Friday, 23 September 2005

Week One...

My progress during the "comedown" phase


The Experiments...

So, I have set-up a dome to play with, using a £6 Ikea lamp. This works ok for what it is. It helped me understand the role of fisheye/wide angle lenses in the projection phase of domes. That is, they are not absolutely necessary. At present, the projector is about 1 1/2 metres from the dome. If this were scaled to a full size dome, then a 10m pit would need to be dug to accommodate the projector. Hence the need for wide-angle lenses. The other reason is the wide depth of field. With a small dome the distance between the projector and the edge of the dome vs the distance between the projector and zenith of the dome is negligible - but with a full size dome this becomes an issue - having a wide-angle/fisheye means the projector can keep the projected image in focus across the dome.

I have been doing some experimentation with Blender and Yafray.
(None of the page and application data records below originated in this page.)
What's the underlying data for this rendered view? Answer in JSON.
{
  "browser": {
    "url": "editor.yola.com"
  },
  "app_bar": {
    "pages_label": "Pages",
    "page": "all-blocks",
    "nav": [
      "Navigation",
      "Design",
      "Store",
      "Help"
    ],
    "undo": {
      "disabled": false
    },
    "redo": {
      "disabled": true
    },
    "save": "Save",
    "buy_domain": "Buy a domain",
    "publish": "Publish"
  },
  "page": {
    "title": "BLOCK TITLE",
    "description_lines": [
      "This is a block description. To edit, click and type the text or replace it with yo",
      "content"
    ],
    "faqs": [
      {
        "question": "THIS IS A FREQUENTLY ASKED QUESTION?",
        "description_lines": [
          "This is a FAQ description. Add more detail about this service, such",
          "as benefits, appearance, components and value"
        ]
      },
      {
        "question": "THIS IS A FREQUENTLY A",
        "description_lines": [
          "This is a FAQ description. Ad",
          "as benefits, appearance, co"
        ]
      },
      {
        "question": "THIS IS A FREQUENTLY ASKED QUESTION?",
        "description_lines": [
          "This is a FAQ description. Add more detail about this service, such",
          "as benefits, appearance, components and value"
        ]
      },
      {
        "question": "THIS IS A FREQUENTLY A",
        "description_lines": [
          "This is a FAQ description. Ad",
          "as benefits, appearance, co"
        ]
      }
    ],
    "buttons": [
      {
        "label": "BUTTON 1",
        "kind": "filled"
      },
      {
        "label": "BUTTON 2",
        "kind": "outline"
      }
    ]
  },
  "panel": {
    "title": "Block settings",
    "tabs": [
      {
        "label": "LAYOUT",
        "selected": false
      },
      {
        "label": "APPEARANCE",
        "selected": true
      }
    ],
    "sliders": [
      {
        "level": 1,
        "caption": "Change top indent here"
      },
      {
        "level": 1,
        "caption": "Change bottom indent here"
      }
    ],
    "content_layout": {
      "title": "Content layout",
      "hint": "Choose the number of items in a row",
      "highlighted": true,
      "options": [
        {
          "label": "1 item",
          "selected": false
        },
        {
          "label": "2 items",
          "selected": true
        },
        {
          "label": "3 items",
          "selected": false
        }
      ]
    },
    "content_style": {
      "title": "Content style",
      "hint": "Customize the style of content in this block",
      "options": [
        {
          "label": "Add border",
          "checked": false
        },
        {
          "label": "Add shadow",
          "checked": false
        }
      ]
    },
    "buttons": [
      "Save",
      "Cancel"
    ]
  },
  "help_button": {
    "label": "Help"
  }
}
Hidden in the documentation for Yafray is a camera type of "lightprobe" - this produces a spherical image:


...Unfortunately, it turns out to be a 360 degree view, rather than 180, but its a start. I am now looking into using Blender with POVRay - which is know to produce 180 degree spherical output.

Following up on a post by David McConville on - I have been looking at "Fisheye Quake". This had gone a bit stale - it was a Windows only hack. I found the source code for the hack, and coupled with the fact that Quake 3 was GPL'd a few weeks ago, I'm confident that we can get this going in the dome. The interesting part of this is that "modding" applications for Quake 3 are quite common, potentially opening up the quake engine to Artistic/Visualisation activities...